YOUR GOAL: Copy out the data word for word, without any of its pictures.

MATERIAL SUPPLIED:
□ □ □ □ □ □ □
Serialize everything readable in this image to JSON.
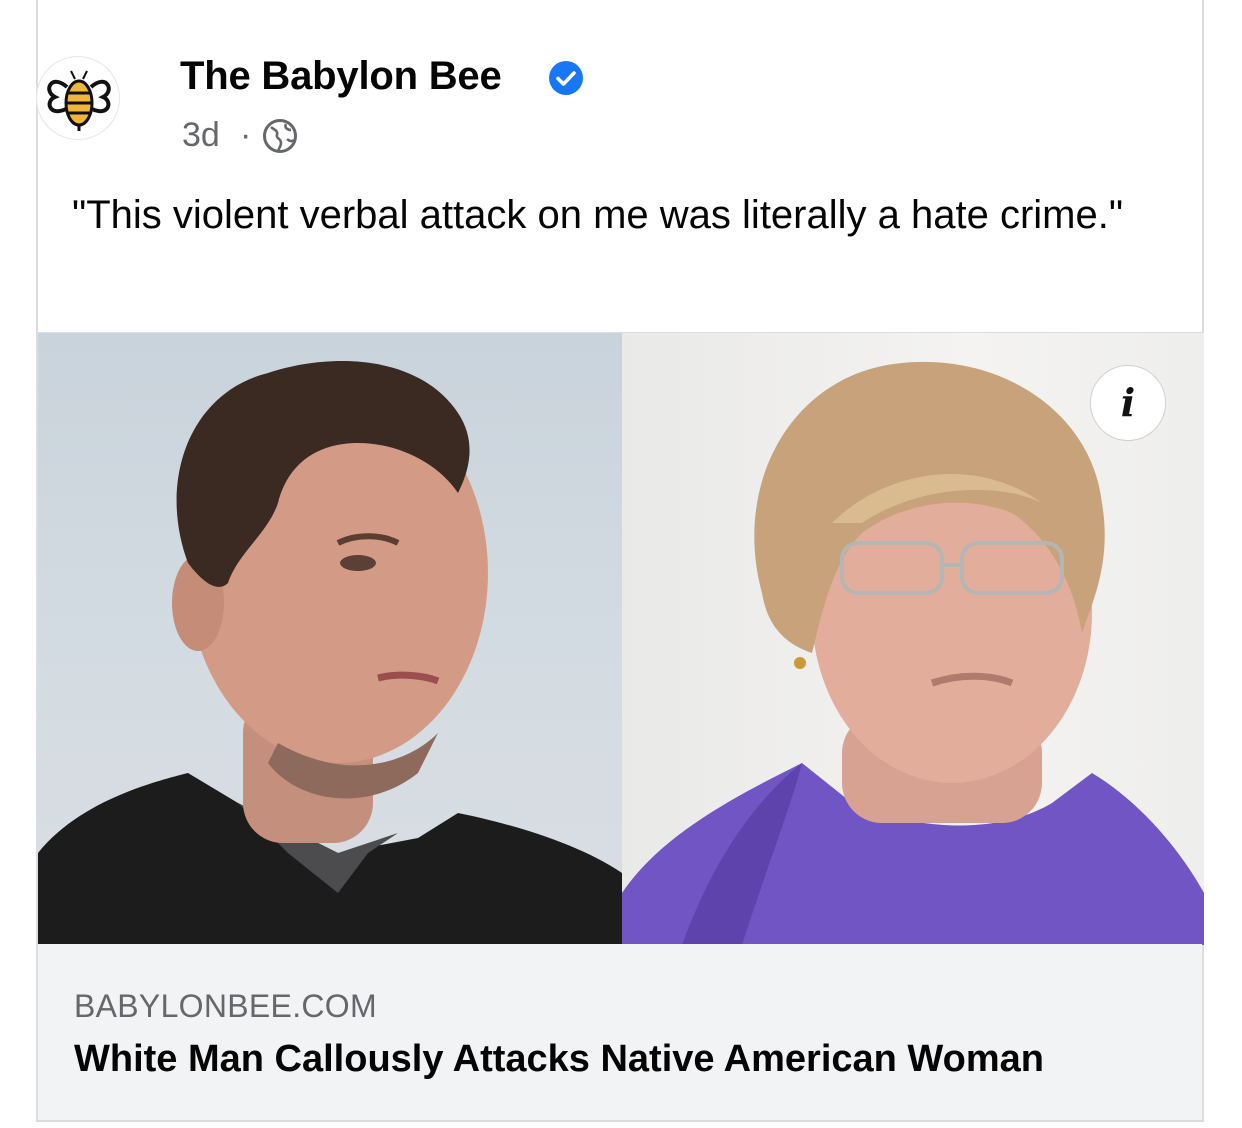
{
  "post": {
    "page_name": "The Babylon Bee",
    "timestamp": "3d",
    "separator": "·",
    "audience_icon": "globe-icon",
    "verified_icon": "verified-badge-icon",
    "caption": "\"This violent verbal attack on me was literally a hate crime.\""
  },
  "link": {
    "domain": "BABYLONBEE.COM",
    "headline": "White Man Callously Attacks Native American Woman",
    "info_label": "i"
  },
  "colors": {
    "verified": "#1877f2",
    "secondary_text": "#65676b",
    "preview_bg": "#f2f3f5",
    "bee_yellow": "#f0b63c"
  }
}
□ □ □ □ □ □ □
EXERCISE RESPONSE:
Serialize everything readable in this image to JSON.
{
  "post": {
    "page_name": "The Babylon Bee",
    "timestamp": "3d",
    "separator": "·",
    "audience_icon": "globe-icon",
    "verified_icon": "verified-badge-icon",
    "caption": "\"This violent verbal attack on me was literally a hate crime.\""
  },
  "link": {
    "domain": "BABYLONBEE.COM",
    "headline": "White Man Callously Attacks Native American Woman",
    "info_label": "i"
  },
  "colors": {
    "verified": "#1877f2",
    "secondary_text": "#65676b",
    "preview_bg": "#f2f3f5",
    "bee_yellow": "#f0b63c"
  }
}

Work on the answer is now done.